Lately, it seems as if every day brings another allegation that further dismantles his image as the jovial, pudding-loving patriarch whose family-friendly brand of comedy tickled successive generations.
Though the star has vehemently denied most of the accusations that he drugged and sexually assaulted young women seeking career guidance, the stories are taking their toll on his reputation and bankroll. These stories of Cosby's purported misdeeds have been around for about a decade, but they recently got new life when a comedian took aim at him, and a social media stunt inviting fans to meme the comic went awry.
Cosby has never faced a judge or jury, let alone being convicted, over the allegations. But it's clear many people have already tried him in their minds.
When an NPR reporter gave him a chance to deny the allegations, Cosby provided an awkward moment of radio silence, refusing to answer the question. Given the same chance by The Associated Press, he offered no comment.

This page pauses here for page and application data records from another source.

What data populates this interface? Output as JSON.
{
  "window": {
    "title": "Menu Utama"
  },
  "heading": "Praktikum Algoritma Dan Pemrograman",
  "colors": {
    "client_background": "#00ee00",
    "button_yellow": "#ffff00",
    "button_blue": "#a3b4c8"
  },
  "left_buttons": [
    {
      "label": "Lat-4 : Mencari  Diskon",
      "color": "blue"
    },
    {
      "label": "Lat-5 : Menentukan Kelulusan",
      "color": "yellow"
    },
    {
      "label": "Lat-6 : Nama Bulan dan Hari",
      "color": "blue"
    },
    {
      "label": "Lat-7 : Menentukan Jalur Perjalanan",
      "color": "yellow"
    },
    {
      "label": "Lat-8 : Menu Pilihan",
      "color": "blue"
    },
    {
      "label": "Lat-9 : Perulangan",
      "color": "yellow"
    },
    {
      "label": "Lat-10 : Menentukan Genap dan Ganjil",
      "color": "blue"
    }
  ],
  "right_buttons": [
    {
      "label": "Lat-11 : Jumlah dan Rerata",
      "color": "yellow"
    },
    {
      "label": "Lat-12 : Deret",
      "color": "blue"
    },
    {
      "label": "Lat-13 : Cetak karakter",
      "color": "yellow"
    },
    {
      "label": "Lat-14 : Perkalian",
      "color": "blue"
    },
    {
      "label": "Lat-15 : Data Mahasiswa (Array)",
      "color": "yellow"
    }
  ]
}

When the interview concluded, he told a reporter that asking him about the allegations was a mark of low integrity and said he'd be appreciative if that portion of the interview was "scuttled."
Here's a list of the ladies that have come out so far:
1. Linda Joy Traitz
2. Louisa Moritz
3. Andrea Constand
4. Joan Tarshis
5. Carla Ferrigno
6. Tamara Green
7. Janice Dickinson
8. Beth Ferrier
9. Barbara Bowman
And here is a rundown of how the allegations are affecting his career:
On the Netflix website, it still lists the availability of "Bill Cosby 77" as "coming soon." However, the streaming and DVD service announced this week that the stand-up comedy special, filmed before a live audience in July, will not premiere the day after Thanksgiving as planned.
The company did not elaborate, issuing a statement that said only, "At this time we are postponing the launch of the new stand-up comedy special 'Bill Cosby 77.'"
A Netflix spokeswoman declined to comment further.
NBC has also decided against moving forward with its own Cosby project.
The network said Wednesday that it has opted to stop developing the comedy show, which was billed this summer as a "classic, big extended-family sitcom" revolving around Cosby.
"We can confirm that the Cosby project is no longer in development," NBC said.
The network had no further comment.
3. TV Land
TV Land, one of the networks that have reruns of "The Cosby Show" in their lineups, quietly removed the sitcom from its programming schedule Wednesday.
TV Land also deleted the "Cosby Show" page from its website.
The channel did not respond to requests for comment about the disappearance of the show.